“In bidding to host COP31 in four years’ time, Australia is putting its hand up to lead during a make-or-break period in the world’s response to climate change,” Mr Bardshaw, who’s attended seven COPs, including COP27, said.

“Australia can play a major positive role in helping drive global climate action, at a time when leadership and cooperation has never been needed more.

“It’s time to listen to those on the frontlines of the climate crisis,  including First Nations, Pacific Island countries, and survivors of extreme weather disasters, and for Australia to rise to this immense challenge and responsibility.

“In Egypt, Australia helped defend key elements of the Paris Agreement – including that we must constantly strive to limit warming to 1.5°C – and helped ensure loss and damage finance was on the agenda.

“[But] we have some real work to do to match our words with action, and must make far deeper emissions cuts this decade if we are to help avoid catastrophic warming.”


Where to from here

The Climate Council has outlined the steps Australia must take over the next four years, before COP 31.

  • Align our policies and actions with the Paris Agreement.
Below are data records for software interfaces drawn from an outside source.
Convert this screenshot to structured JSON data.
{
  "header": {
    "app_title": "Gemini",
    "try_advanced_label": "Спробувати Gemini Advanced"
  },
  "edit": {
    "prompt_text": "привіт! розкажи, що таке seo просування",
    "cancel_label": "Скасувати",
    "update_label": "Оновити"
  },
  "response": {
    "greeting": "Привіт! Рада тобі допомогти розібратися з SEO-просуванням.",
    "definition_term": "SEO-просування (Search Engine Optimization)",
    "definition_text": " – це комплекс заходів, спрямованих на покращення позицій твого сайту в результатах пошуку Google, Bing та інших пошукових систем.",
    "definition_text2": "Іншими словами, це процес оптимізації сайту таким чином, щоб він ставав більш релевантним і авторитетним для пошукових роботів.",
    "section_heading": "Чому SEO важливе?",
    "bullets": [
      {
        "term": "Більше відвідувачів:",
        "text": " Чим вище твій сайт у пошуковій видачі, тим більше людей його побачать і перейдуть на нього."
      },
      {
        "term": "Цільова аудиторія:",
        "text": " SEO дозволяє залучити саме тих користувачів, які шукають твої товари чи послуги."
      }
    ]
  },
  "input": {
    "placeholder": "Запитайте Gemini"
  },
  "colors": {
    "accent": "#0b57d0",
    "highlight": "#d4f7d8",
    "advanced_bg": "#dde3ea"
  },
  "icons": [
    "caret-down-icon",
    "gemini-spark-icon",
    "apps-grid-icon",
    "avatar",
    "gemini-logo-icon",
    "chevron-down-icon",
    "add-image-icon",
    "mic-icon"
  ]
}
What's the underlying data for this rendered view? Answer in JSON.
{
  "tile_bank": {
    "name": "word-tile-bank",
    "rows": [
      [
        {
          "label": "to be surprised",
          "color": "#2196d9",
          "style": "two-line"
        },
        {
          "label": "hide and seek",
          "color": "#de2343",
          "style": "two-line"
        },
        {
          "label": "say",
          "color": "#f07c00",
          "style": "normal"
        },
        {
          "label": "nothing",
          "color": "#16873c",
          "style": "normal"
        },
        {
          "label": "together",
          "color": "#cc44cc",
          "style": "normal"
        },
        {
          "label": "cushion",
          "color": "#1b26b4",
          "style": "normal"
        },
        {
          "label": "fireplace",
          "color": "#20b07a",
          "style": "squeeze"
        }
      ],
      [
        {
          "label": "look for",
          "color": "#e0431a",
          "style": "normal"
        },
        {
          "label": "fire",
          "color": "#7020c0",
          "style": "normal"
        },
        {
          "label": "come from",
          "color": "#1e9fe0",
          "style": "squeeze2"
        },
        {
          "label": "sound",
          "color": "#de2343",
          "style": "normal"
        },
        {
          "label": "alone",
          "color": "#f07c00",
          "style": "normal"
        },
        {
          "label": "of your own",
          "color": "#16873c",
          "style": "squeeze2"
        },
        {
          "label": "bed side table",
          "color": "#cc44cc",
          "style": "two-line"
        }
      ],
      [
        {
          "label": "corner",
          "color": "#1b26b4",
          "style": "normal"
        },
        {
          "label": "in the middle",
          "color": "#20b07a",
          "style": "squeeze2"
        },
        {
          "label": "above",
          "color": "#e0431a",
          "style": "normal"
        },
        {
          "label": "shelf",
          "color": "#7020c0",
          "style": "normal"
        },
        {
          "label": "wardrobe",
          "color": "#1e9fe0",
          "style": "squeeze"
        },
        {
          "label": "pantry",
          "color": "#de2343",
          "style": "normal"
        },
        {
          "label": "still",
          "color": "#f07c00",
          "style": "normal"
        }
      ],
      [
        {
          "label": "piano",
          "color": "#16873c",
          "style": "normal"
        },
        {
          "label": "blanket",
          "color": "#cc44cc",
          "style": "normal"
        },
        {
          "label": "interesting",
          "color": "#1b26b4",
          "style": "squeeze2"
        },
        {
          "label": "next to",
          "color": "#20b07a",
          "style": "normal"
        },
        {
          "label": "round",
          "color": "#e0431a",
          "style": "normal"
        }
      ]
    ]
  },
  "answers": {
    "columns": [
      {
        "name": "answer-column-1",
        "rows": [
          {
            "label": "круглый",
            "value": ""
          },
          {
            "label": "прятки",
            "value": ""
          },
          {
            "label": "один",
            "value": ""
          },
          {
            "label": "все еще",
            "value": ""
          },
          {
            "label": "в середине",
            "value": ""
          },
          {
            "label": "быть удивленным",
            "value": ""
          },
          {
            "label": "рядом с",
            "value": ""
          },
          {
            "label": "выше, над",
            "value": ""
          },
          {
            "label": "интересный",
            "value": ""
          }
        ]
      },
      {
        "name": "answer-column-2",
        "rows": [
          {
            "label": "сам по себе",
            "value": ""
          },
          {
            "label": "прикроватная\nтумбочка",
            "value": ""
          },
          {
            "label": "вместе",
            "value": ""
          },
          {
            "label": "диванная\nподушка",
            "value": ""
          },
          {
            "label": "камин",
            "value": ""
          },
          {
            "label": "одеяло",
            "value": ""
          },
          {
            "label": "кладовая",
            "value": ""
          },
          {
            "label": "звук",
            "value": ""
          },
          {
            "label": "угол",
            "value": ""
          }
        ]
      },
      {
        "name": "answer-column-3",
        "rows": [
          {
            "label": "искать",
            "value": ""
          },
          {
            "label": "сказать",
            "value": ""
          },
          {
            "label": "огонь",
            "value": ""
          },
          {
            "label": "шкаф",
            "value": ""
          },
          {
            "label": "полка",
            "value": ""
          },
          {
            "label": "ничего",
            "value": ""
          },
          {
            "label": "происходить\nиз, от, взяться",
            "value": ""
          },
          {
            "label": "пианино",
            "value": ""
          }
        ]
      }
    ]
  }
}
We will need to implement strong policies to regulate pollution – from our biggest industrial polluters to vehicles.
  • Immediately stop subsidising and approving fossil fuels and accelerate Australia’s move beyond coal and gas to 100 percent renewables.
  • Provide more assistance to developing countries with transforming energy systems, coping with increasing climate disasters, and addressing loss and damage from climate change.

Ms Hutley said the Australian Government needed a “clear and ambitious vision for COP31 and work diligently and with every diplomatic tool at its disposal”. She added that fossil fuel companies “must be kicked out of COP”.

“Australia has so much to lose from climate change. The fires and floods we’ve experienced over the last three years are just the start of what’s to come. But we also have so much more to gain from the transition to renewable energy – many billions of dollars in the clean industrial revolution are there for the taking,” she said.

The Climate Council is an independent not-for-profit organisation founded in Australia in 2013, in response to the Abbott Government’s opposition to climate action. You can follow them on social media here on Facebook and here on Twitter.

Launched in 2004, New Matilda is one of Australia's oldest online independent publications. It's focus is on investigative journalism and analysis, with occasional smart arsery thrown in for reasons of sanity. New Matilda is owned and edited by Walkley Award and Human Rights Award winning journalist Chris Graham.